Photo: The Trustees of the British Museum. Copyright. Click on image for article, I Have a Time with God
“While ascent (al-ma’arij) in its simple meaning gives a clue to the upward direction of the Prophet’s journey, it proclaims very emphatically that if God has placed man on this earth, He has also set up a ladder for man to climb up to Him. No wonder Allah calls Himself the Lord of the Ways of Ascent (Dhu ’l-ma‘arij).” — Read more
This is an unusual example of the Prophet Muhammad (s.a.s) pictured in an Islamic manuscript. It comes from a royal miniature made to illustrate a copy of the poems of the celebrated Persian Nizami, and depicts the Prophet’s ascension to heaven on the horse Buraq, guided by the archangel Gabriel, with an escort of angels. According to tradition, the face of the Prophet is blanked out in the miniature.

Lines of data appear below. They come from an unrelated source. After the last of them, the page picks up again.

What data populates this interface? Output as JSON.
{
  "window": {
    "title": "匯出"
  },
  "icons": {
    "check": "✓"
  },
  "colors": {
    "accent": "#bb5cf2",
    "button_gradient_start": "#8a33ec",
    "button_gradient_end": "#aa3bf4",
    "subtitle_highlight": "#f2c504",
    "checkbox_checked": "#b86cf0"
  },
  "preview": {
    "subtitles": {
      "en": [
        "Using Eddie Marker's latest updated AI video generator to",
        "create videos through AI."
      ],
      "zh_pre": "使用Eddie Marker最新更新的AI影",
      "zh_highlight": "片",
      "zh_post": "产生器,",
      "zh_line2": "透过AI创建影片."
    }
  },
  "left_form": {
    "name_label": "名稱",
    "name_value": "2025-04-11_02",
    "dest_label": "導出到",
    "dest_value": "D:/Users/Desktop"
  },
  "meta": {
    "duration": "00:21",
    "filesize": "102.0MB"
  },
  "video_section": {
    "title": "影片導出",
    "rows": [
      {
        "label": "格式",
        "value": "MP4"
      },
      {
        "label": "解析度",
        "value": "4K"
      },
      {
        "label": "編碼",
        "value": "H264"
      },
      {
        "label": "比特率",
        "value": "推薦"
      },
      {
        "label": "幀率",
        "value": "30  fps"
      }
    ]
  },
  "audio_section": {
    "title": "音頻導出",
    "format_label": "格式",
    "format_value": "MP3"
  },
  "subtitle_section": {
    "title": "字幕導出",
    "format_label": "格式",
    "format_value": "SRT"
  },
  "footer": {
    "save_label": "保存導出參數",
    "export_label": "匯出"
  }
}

“In spiritual life, serial time no longer exists. The moment a soul breaks through created time and reaches the ‘Eternal Now in God’, everything created is annihilated in its experience. The serial time is torn. Finally, the Prophet says: ‘And He revealed to me secrets that I am not allowed to communicate to you’” — Read more

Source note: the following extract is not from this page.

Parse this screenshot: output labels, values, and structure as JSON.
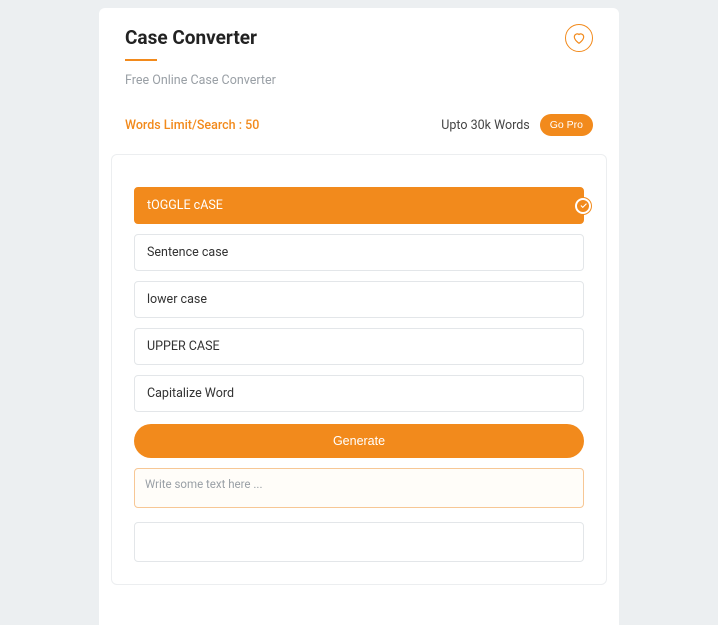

The identity of the artist who created the illustration is not known. The calligraphy in this piece was created by Shah Mahmud Nishapuri (d. 1564-5) for Shah Tahmasp (r. 1524-76) — the ruler of Iran who at one point owned the Koh-i-noor diamond, then the world’s largest, and now in the Tower of London.
“His yearning for the ‘exalted station’ becomes intense, and as often as he feels this longing he turns to Bilal and says: “O Bilal, comfort us by the call to prayer.” Thus to the Prophet every time of prayer is an ascension (mi’raj) and a new nearness to God.” — Read more

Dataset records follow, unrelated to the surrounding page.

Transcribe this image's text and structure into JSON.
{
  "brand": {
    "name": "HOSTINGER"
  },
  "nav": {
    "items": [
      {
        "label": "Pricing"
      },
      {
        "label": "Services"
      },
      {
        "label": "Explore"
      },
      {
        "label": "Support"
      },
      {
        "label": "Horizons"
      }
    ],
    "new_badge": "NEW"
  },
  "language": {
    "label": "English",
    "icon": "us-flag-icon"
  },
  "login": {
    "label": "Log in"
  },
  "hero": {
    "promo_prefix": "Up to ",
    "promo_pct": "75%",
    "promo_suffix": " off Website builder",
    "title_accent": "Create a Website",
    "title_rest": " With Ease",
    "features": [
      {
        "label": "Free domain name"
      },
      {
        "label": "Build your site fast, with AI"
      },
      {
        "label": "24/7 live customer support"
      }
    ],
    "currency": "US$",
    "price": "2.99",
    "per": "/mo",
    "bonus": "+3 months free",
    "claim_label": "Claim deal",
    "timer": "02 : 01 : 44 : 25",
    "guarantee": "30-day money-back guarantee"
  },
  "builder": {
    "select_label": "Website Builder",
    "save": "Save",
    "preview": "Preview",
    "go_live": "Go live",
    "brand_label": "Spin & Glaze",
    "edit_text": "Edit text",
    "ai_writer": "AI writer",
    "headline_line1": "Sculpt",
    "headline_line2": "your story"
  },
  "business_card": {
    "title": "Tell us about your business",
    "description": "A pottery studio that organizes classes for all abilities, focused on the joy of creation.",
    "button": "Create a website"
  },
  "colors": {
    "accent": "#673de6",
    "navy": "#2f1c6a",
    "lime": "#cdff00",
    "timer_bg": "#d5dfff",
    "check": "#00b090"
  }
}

The story of Prophet Muhammad’s journey has had a profound influence on Islamic thought, and Sufism and other esoteric traditions in Islam particular see it as a powerful metaphor for man’s spiritual journey. Please read The Prophetic Tradition ‘I Have a Time with God’ (li ma’a Allah waqt).
Text for image compiled from the website of the British Museum. Please visit http://www.britishmuseum.org.
Date posted: Sunday, May 10, 2015